Cannabis for ‘Cattle’ Lands Man in the Soup

A 46-year-old man from Ongwediva who claims that the cannabis (dagga) found in his possession was intended to treat his cattle was yesterday sentenced to a fine of N$1 000 or six months’ imprisonment.

Nathanael Sheepo from Ongwediva was found in possession of 25g of cannabis valued at N$75 000, on November 26 last year. Sheepo appeared before magistrate Mutafela Likando, while prosecutor Johanna Kefas represented the State.

According to the evidence before court by state witness Detective Constable Frans Amutenya of the Oshana police, Sheepo was found with cannabis in his trouser pocket after the police were tipped off that he was selling the illegal drug at a certain shop in Ongwediva.

Sheepo indicated that he was not aware that it was illegal to possess cannabis. It is alleged that Sheepo has two other cannabis cases pending, one from Ohangwena and another also in Ongwediva.

“When I got [to the shop] with another police officer I went straight to the accused since I know him from a 2012 cannabis case and another [case] of January last year, and requested to conduct a body search and found 18 pellets of cannabis,” Hamutenya told the court.

Two other pellets were found at his home in Ongwediva after he had requested to be taken home to collect his medication.

Adamant that he was not aware that it was illegal to be in possession of cannabis, Sheepo informed the court that the state witness omitted information that was relevant. He claimed that although the state witness had warned him to stop selling cannabis as the witness alleged in court, the witness had also requested him to find out how cannabis comes into the country in order “to put an end to it”.

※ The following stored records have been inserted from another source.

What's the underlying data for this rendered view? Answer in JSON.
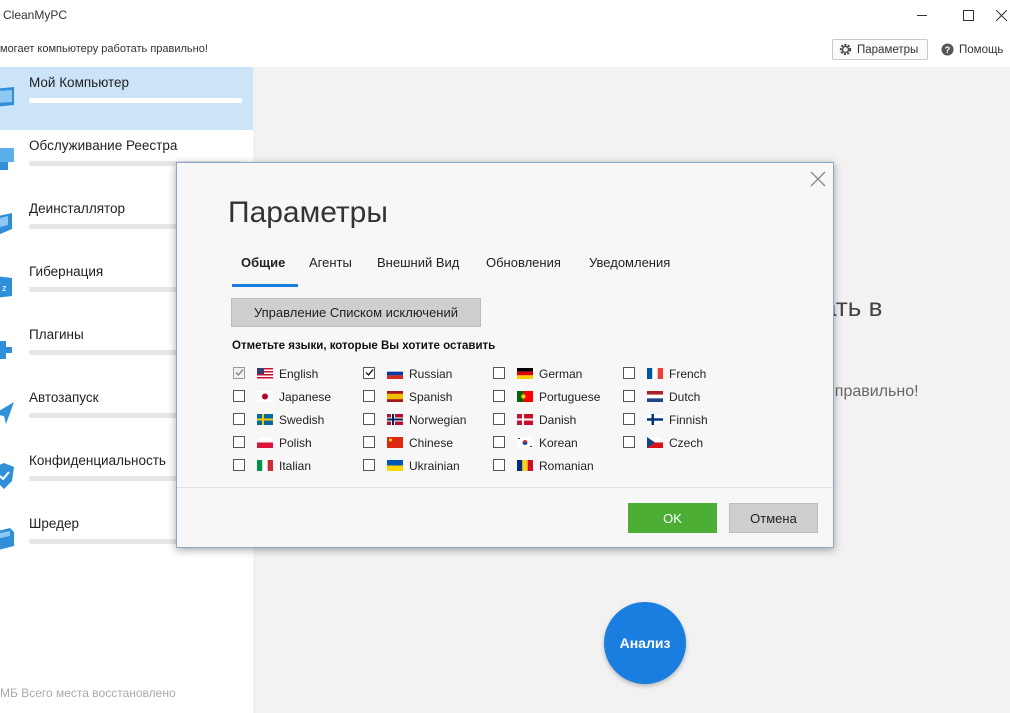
{
  "window": {
    "title": "CleanMyPC"
  },
  "header": {
    "slogan": "могает компьютеру работать правильно!",
    "params_label": "Параметры",
    "help_label": "Помощь"
  },
  "sidebar": {
    "items": [
      {
        "label": "Мой Компьютер",
        "icon": "computer-icon",
        "active": true
      },
      {
        "label": "Обслуживание Реестра",
        "icon": "registry-icon"
      },
      {
        "label": "Деинсталлятор",
        "icon": "uninstaller-icon"
      },
      {
        "label": "Гибернация",
        "icon": "hibernation-icon"
      },
      {
        "label": "Плагины",
        "icon": "plugins-icon"
      },
      {
        "label": "Автозапуск",
        "icon": "autorun-icon"
      },
      {
        "label": "Конфиденциальность",
        "icon": "privacy-icon"
      },
      {
        "label": "Шредер",
        "icon": "shredder-icon"
      }
    ],
    "footer": "МБ Всего места восстановлено"
  },
  "main": {
    "hero_partial": "ать в",
    "hero_sub_partial": "ь правильно!",
    "analyze_label": "Анализ"
  },
  "dialog": {
    "title": "Параметры",
    "tabs": [
      "Общие",
      "Агенты",
      "Внешний Вид",
      "Обновления",
      "Уведомления"
    ],
    "active_tab": 0,
    "exclusions_button": "Управление Списком исключений",
    "languages_title": "Отметьте языки, которые Вы хотите оставить",
    "languages": [
      {
        "name": "English",
        "checked": true,
        "disabled": true,
        "flag": "flag-us"
      },
      {
        "name": "Japanese",
        "checked": false,
        "flag": "flag-jp"
      },
      {
        "name": "Swedish",
        "checked": false,
        "flag": "flag-se"
      },
      {
        "name": "Polish",
        "checked": false,
        "flag": "flag-pl"
      },
      {
        "name": "Italian",
        "checked": false,
        "flag": "flag-it"
      },
      {
        "name": "Russian",
        "checked": true,
        "flag": "flag-ru"
      },
      {
        "name": "Spanish",
        "checked": false,
        "flag": "flag-es"
      },
      {
        "name": "Norwegian",
        "checked": false,
        "flag": "flag-no"
      },
      {
        "name": "Chinese",
        "checked": false,
        "flag": "flag-cn"
      },
      {
        "name": "Ukrainian",
        "checked": false,
        "flag": "flag-ua"
      },
      {
        "name": "German",
        "checked": false,
        "flag": "flag-de"
      },
      {
        "name": "Portuguese",
        "checked": false,
        "flag": "flag-pt"
      },
      {
        "name": "Danish",
        "checked": false,
        "flag": "flag-dk"
      },
      {
        "name": "Korean",
        "checked": false,
        "flag": "flag-kr"
      },
      {
        "name": "Romanian",
        "checked": false,
        "flag": "flag-ro"
      },
      {
        "name": "French",
        "checked": false,
        "flag": "flag-fr"
      },
      {
        "name": "Dutch",
        "checked": false,
        "flag": "flag-nl"
      },
      {
        "name": "Finnish",
        "checked": false,
        "flag": "flag-fi"
      },
      {
        "name": "Czech",
        "checked": false,
        "flag": "flag-cz"
      }
    ],
    "ok_label": "OK",
    "cancel_label": "Отмена"
  },
  "colors": {
    "accent": "#1a7ee0",
    "ok_green": "#4cae34",
    "sidebar_active": "#cce4f7"
  }
}
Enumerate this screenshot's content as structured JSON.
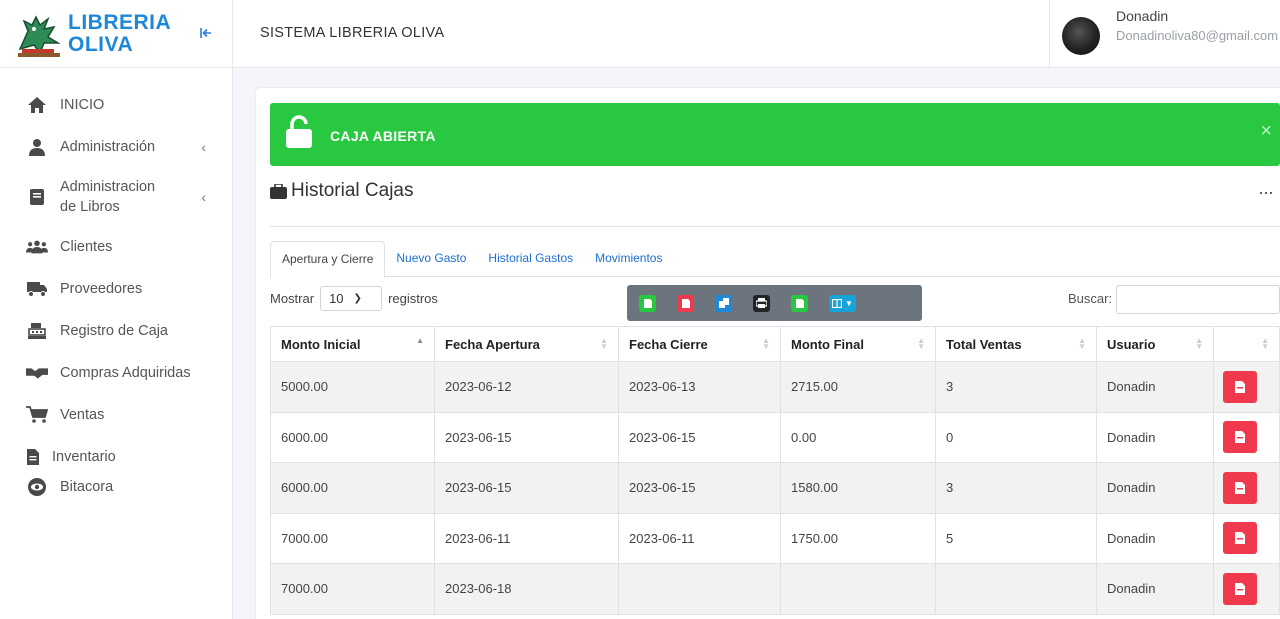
{
  "brand": {
    "line1": "LIBRERIA",
    "line2": "OLIVA"
  },
  "sidebar": {
    "items": [
      {
        "label": "INICIO",
        "icon": "home-icon"
      },
      {
        "label": "Administración",
        "icon": "user-icon",
        "has_submenu": true
      },
      {
        "label": "Administracion de Libros",
        "icon": "book-icon",
        "has_submenu": true
      },
      {
        "label": "Clientes",
        "icon": "users-icon"
      },
      {
        "label": "Proveedores",
        "icon": "truck-icon"
      },
      {
        "label": "Registro de Caja",
        "icon": "cash-register-icon"
      },
      {
        "label": "Compras Adquiridas",
        "icon": "handshake-icon"
      },
      {
        "label": "Ventas",
        "icon": "cart-icon"
      },
      {
        "label": "Inventario",
        "icon": "file-icon"
      },
      {
        "label": "Bitacora",
        "icon": "eye-icon"
      }
    ]
  },
  "topbar": {
    "title": "SISTEMA LIBRERIA OLIVA",
    "user_name": "Donadin",
    "user_email": "Donadinoliva80@gmail.com"
  },
  "alert": {
    "text": "CAJA ABIERTA",
    "close": "×"
  },
  "section": {
    "title": "Historial Cajas",
    "more": "···"
  },
  "tabs": [
    "Apertura y Cierre",
    "Nuevo Gasto",
    "Historial Gastos",
    "Movimientos"
  ],
  "controls": {
    "show_label": "Mostrar",
    "page_length": "10",
    "records_label": "registros",
    "search_label": "Buscar:",
    "search_value": ""
  },
  "export_buttons": [
    "excel-icon",
    "pdf-icon",
    "copy-icon",
    "print-icon",
    "csv-icon",
    "columns-icon"
  ],
  "table": {
    "headers": [
      "Monto Inicial",
      "Fecha Apertura",
      "Fecha Cierre",
      "Monto Final",
      "Total Ventas",
      "Usuario",
      ""
    ],
    "rows": [
      [
        "5000.00",
        "2023-06-12",
        "2023-06-13",
        "2715.00",
        "3",
        "Donadin"
      ],
      [
        "6000.00",
        "2023-06-15",
        "2023-06-15",
        "0.00",
        "0",
        "Donadin"
      ],
      [
        "6000.00",
        "2023-06-15",
        "2023-06-15",
        "1580.00",
        "3",
        "Donadin"
      ],
      [
        "7000.00",
        "2023-06-11",
        "2023-06-11",
        "1750.00",
        "5",
        "Donadin"
      ],
      [
        "7000.00",
        "2023-06-18",
        "",
        "",
        "",
        "Donadin"
      ]
    ]
  },
  "colors": {
    "accent": "#1e88d8",
    "success": "#28c840",
    "danger": "#ef3a4d",
    "btn_group": "#6c757d"
  }
}
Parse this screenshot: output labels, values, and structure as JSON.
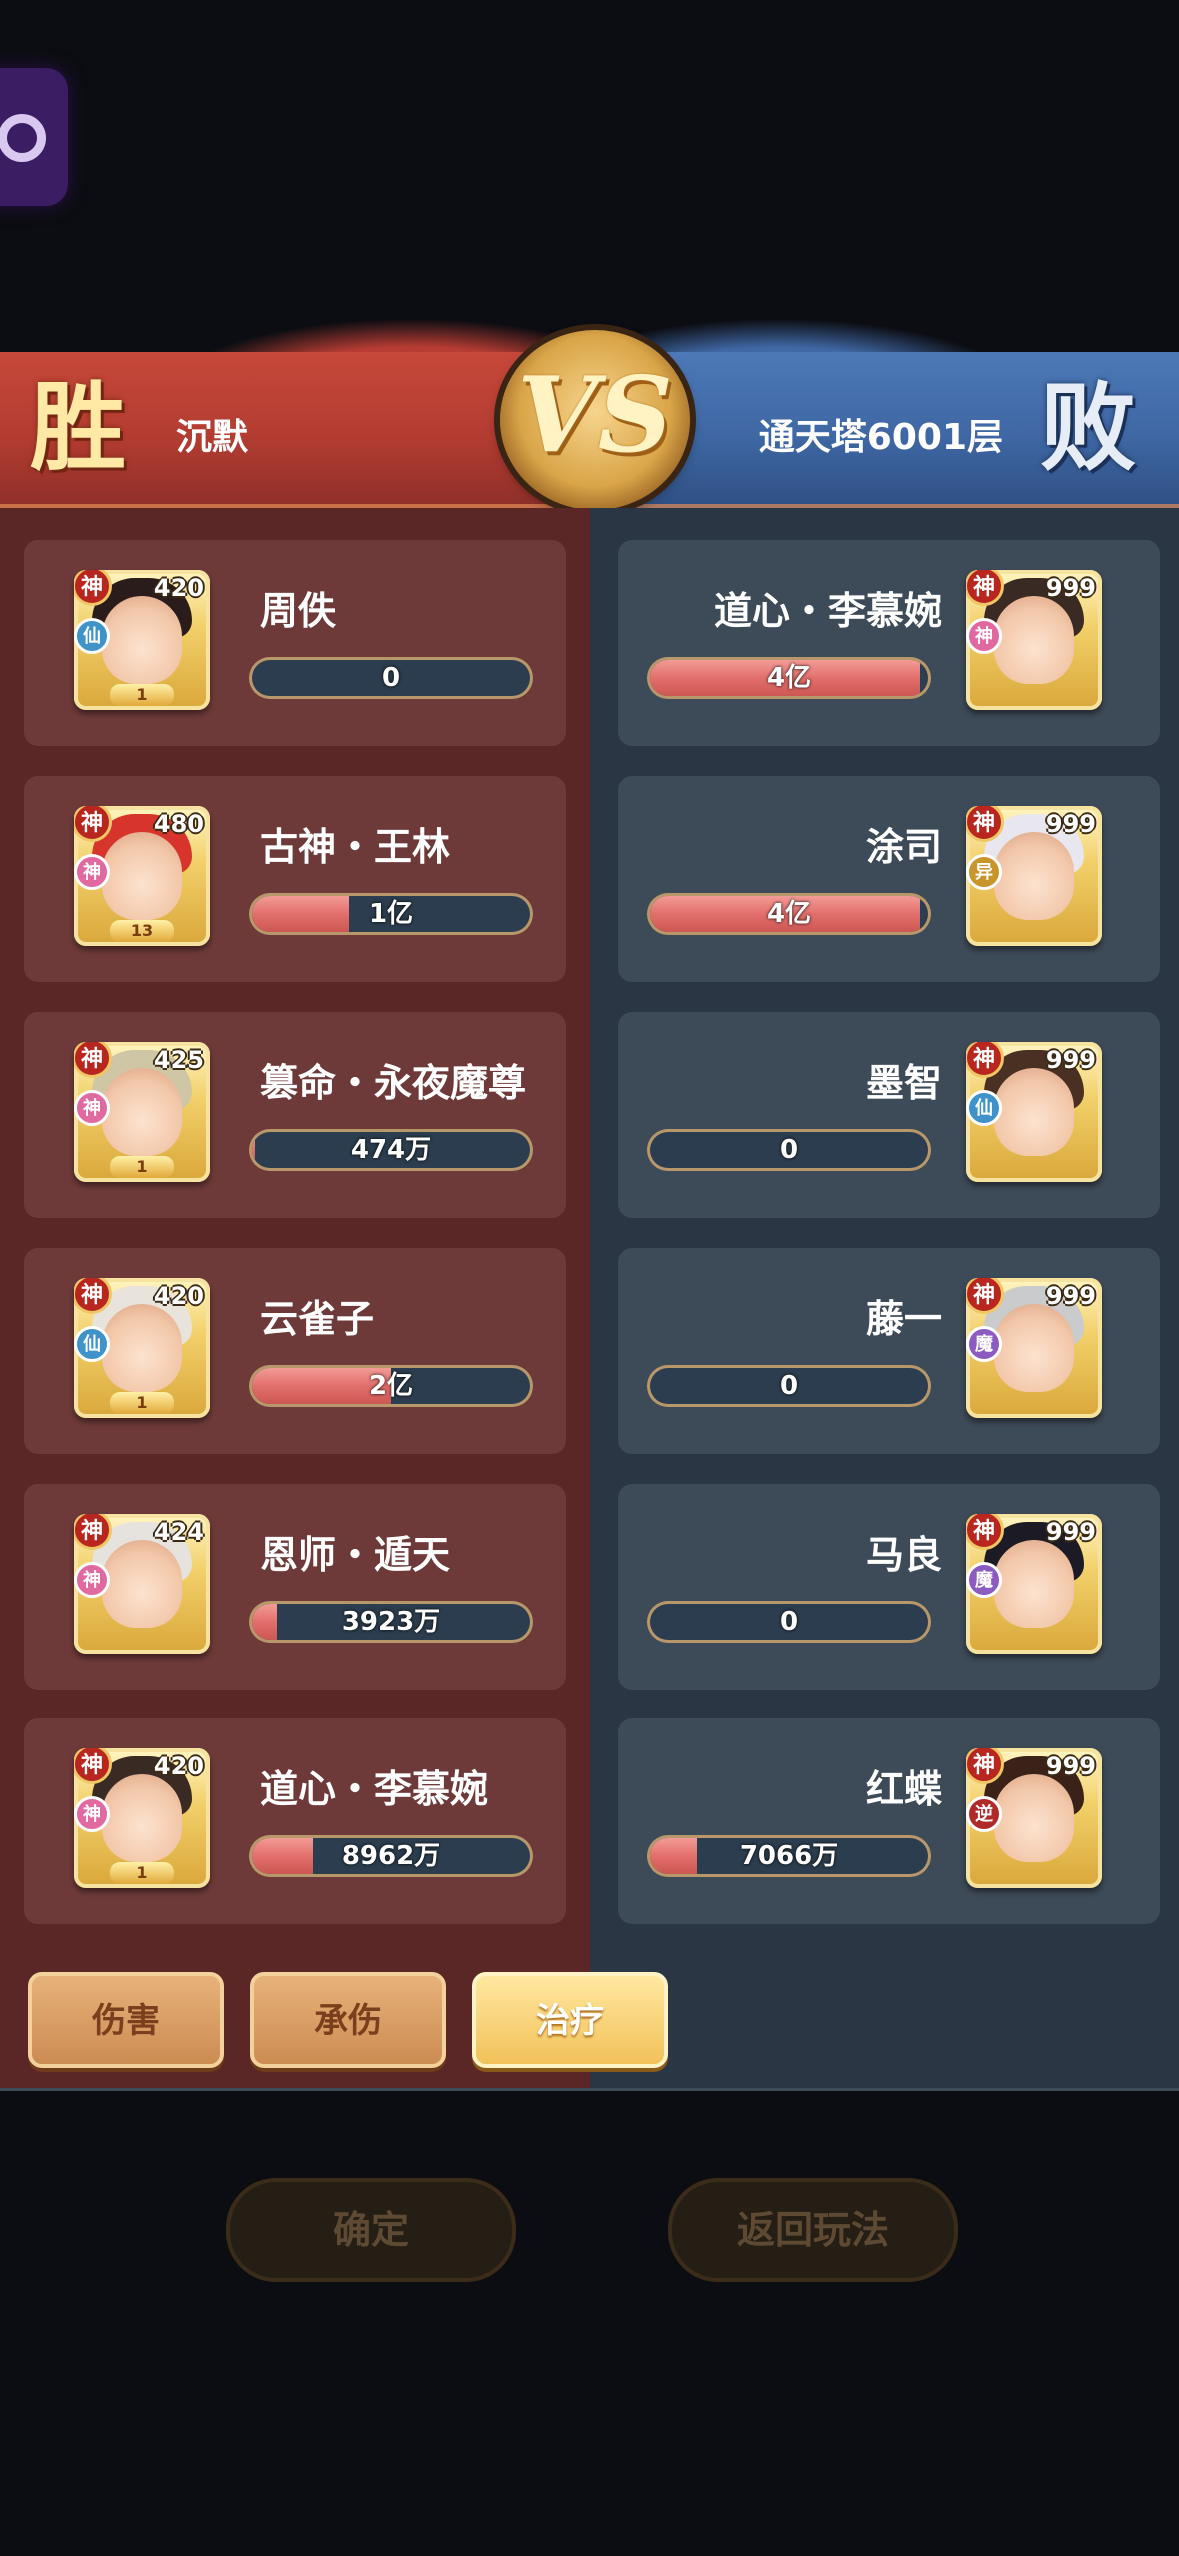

In January 2014 Sheepo was arrested by the same officer after having sold him the cannabis.

In mitigation of sentence Sheepo related that he has a live-in female partner and seven children. He also indicated that he is HIV positive and suffering from TB. On those grounds he pleaded with the court to reduce his N$1 000 fine which the magistrate objected to.

Before sentencing the magistrate Likando indicated that substance abuse is among the factors that heavily contribute to crimes in the area and country at large. Likando also stressed that substance abuse is harming the future of the younger generations, hence offenders should be punished to serve as an example.

The court took cognizance of his personal circumstances before handing him a lenient sentence.

Source : New Era